Pictures stay out; everything else in the listing below is to be restated word for word.
--- START ---
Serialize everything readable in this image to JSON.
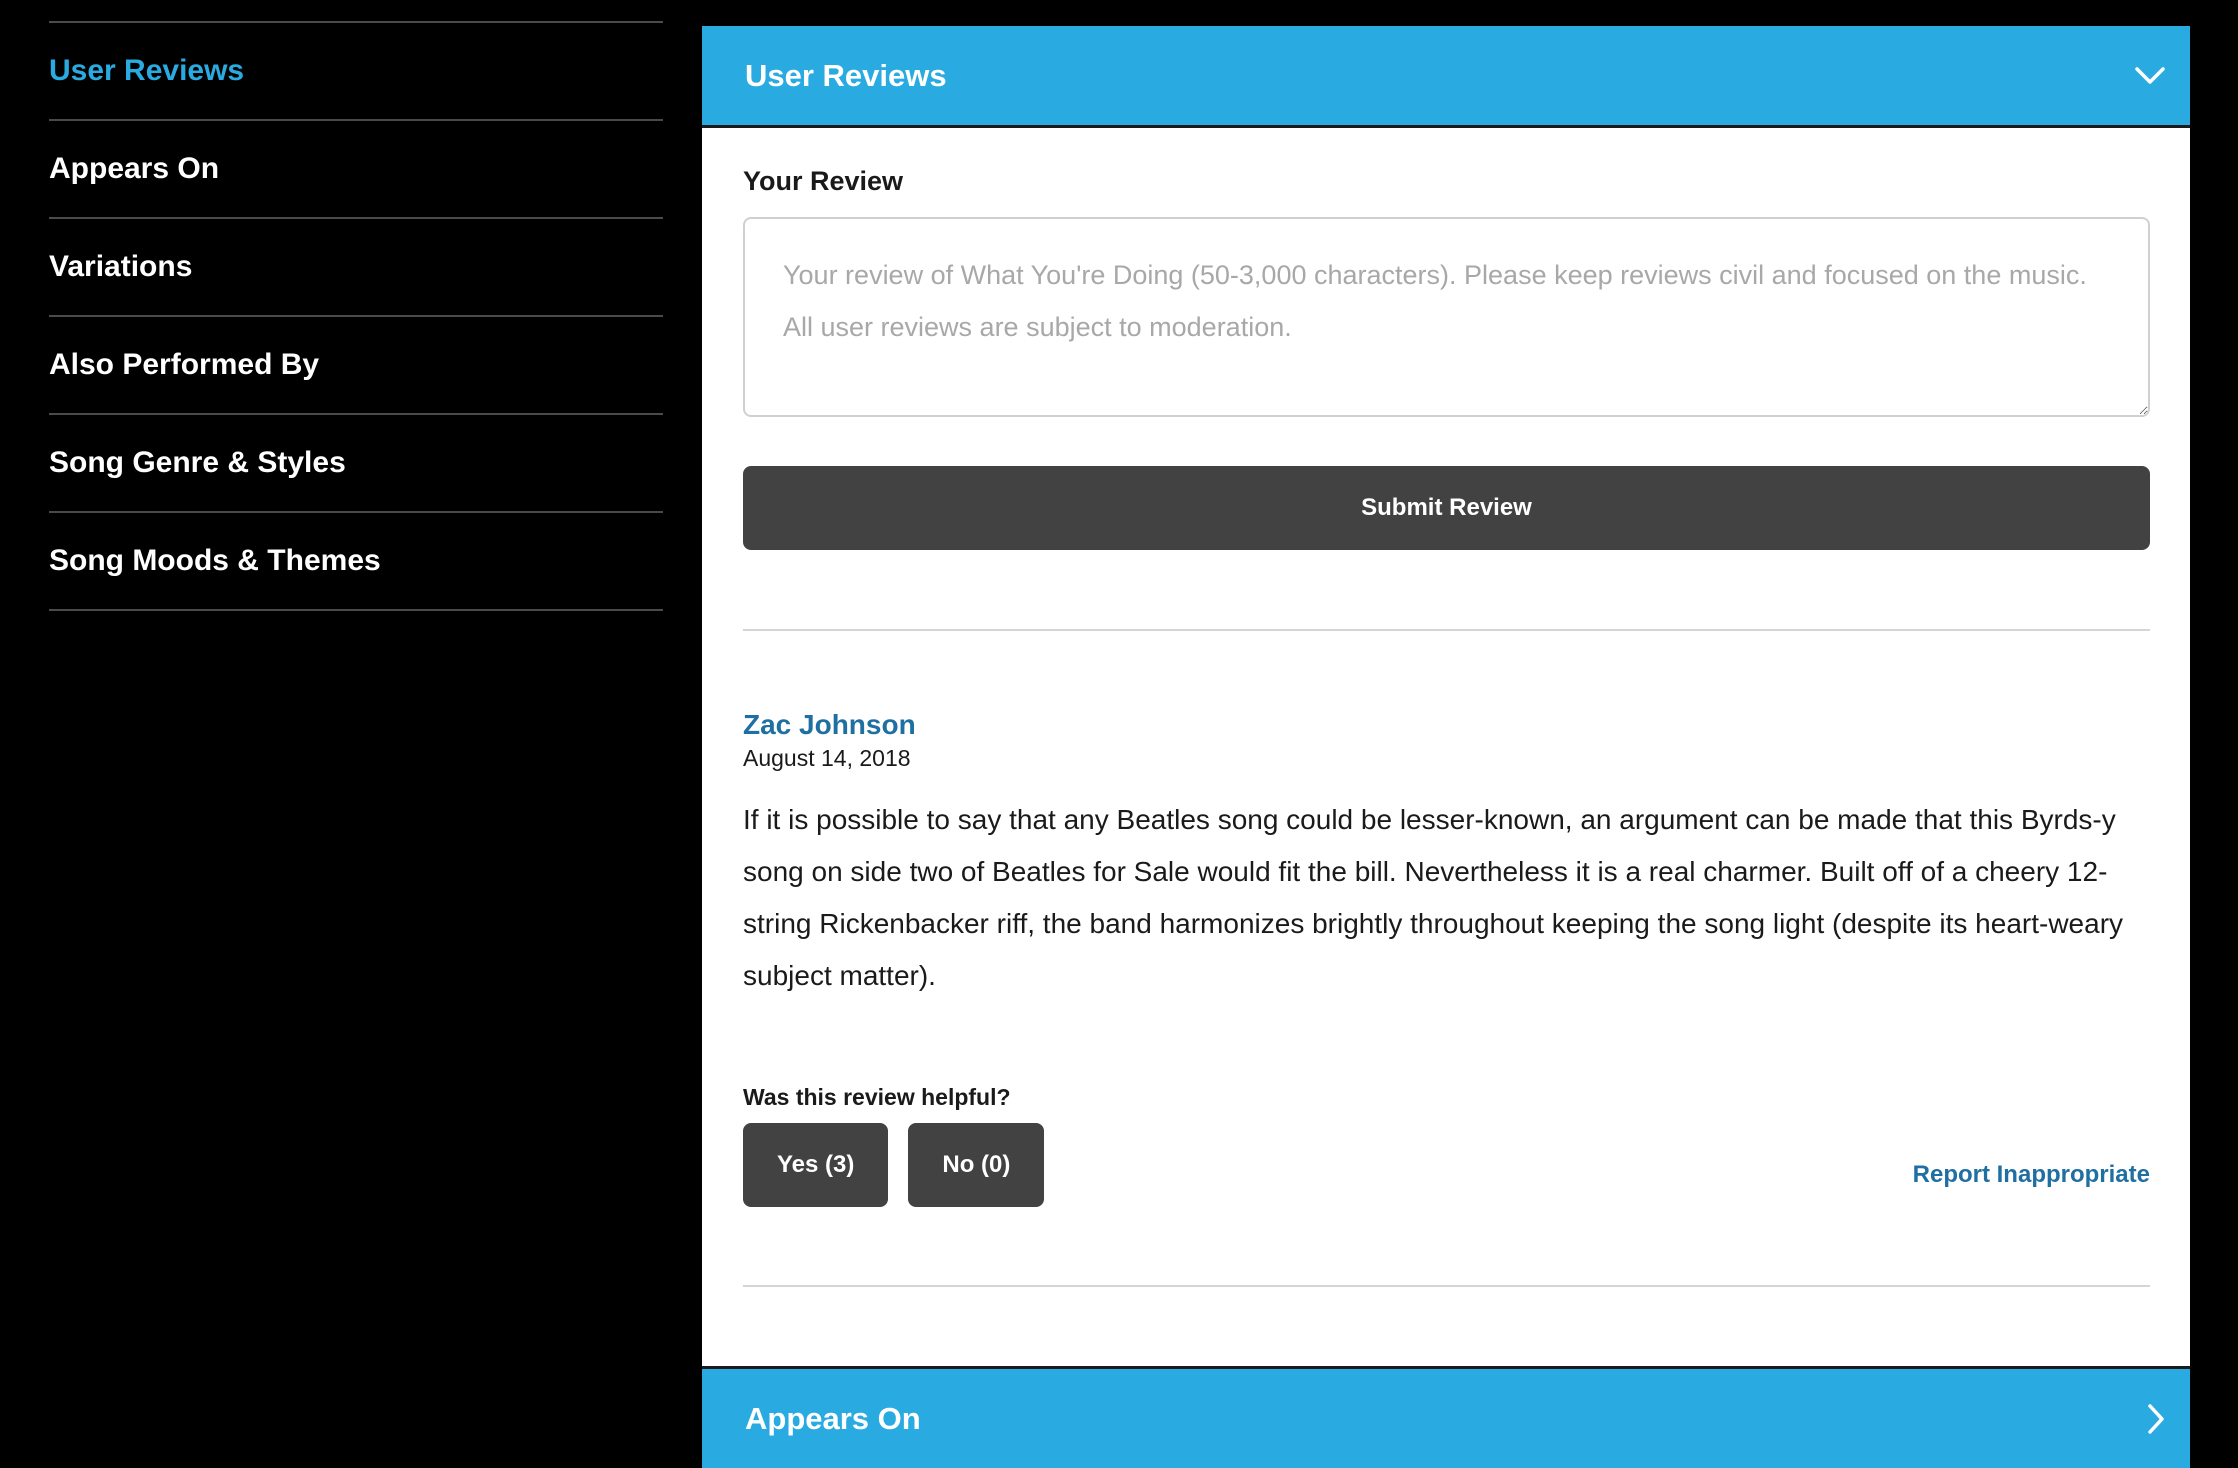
{
  "sidebar": {
    "items": [
      {
        "label": "User Reviews",
        "active": true
      },
      {
        "label": "Appears On"
      },
      {
        "label": "Variations"
      },
      {
        "label": "Also Performed By"
      },
      {
        "label": "Song Genre & Styles"
      },
      {
        "label": "Song Moods & Themes"
      }
    ]
  },
  "user_reviews_section": {
    "title": "User Reviews",
    "icon": "chevron-down-icon",
    "form": {
      "label": "Your Review",
      "placeholder": "Your review of What You're Doing (50-3,000 characters). Please keep reviews civil and focused on the music. All user reviews are subject to moderation.",
      "value": "",
      "submit_label": "Submit Review"
    },
    "review": {
      "author": "Zac Johnson",
      "date": "August 14, 2018",
      "text": "If it is possible to say that any Beatles song could be lesser-known, an argument can be made that this Byrds-y song on side two of Beatles for Sale would fit the bill. Nevertheless it is a real charmer. Built off of a cheery 12-string Rickenbacker riff, the band harmonizes brightly throughout keeping the song light (despite its heart-weary subject matter).",
      "helpful_prompt": "Was this review helpful?",
      "yes_label": "Yes (3)",
      "no_label": "No (0)",
      "report_label": "Report Inappropriate"
    }
  },
  "appears_on_section": {
    "title": "Appears On",
    "icon": "chevron-right-icon"
  },
  "colors": {
    "accent": "#29abe2",
    "link": "#1f6fa3",
    "button": "#424242",
    "background": "#000000"
  }
}
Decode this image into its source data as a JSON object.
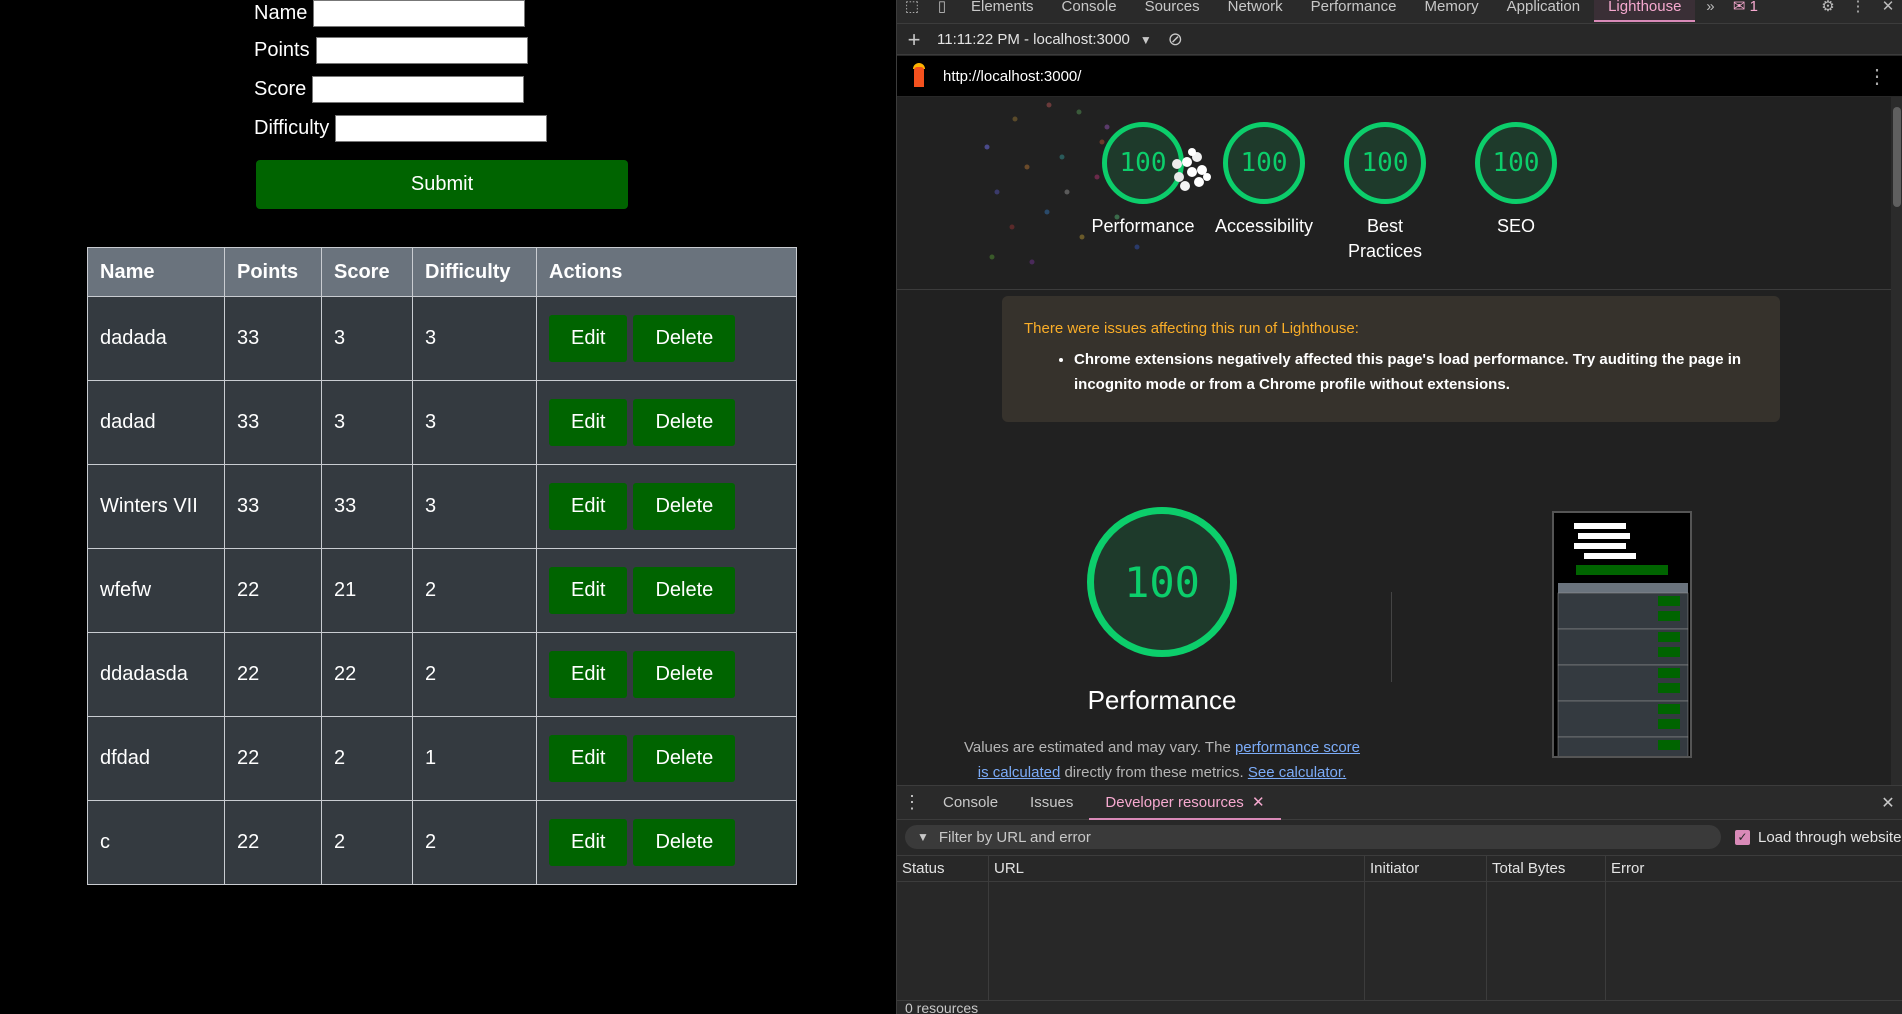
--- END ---
RESULT OF THIS EXERCISE —
Serialize everything readable in this image to JSON.
{
  "sidebar": {
    "items": [
      {
        "label": "User Reviews",
        "active": true
      },
      {
        "label": "Appears On"
      },
      {
        "label": "Variations"
      },
      {
        "label": "Also Performed By"
      },
      {
        "label": "Song Genre & Styles"
      },
      {
        "label": "Song Moods & Themes"
      }
    ]
  },
  "user_reviews_section": {
    "title": "User Reviews",
    "icon": "chevron-down-icon",
    "form": {
      "label": "Your Review",
      "placeholder": "Your review of What You're Doing (50-3,000 characters). Please keep reviews civil and focused on the music. All user reviews are subject to moderation.",
      "value": "",
      "submit_label": "Submit Review"
    },
    "review": {
      "author": "Zac Johnson",
      "date": "August 14, 2018",
      "text": "If it is possible to say that any Beatles song could be lesser-known, an argument can be made that this Byrds-y song on side two of Beatles for Sale would fit the bill. Nevertheless it is a real charmer. Built off of a cheery 12-string Rickenbacker riff, the band harmonizes brightly throughout keeping the song light (despite its heart-weary subject matter).",
      "helpful_prompt": "Was this review helpful?",
      "yes_label": "Yes (3)",
      "no_label": "No (0)",
      "report_label": "Report Inappropriate"
    }
  },
  "appears_on_section": {
    "title": "Appears On",
    "icon": "chevron-right-icon"
  },
  "colors": {
    "accent": "#29abe2",
    "link": "#1f6fa3",
    "button": "#424242",
    "background": "#000000"
  }
}
Decode this image into its source data as a JSON object.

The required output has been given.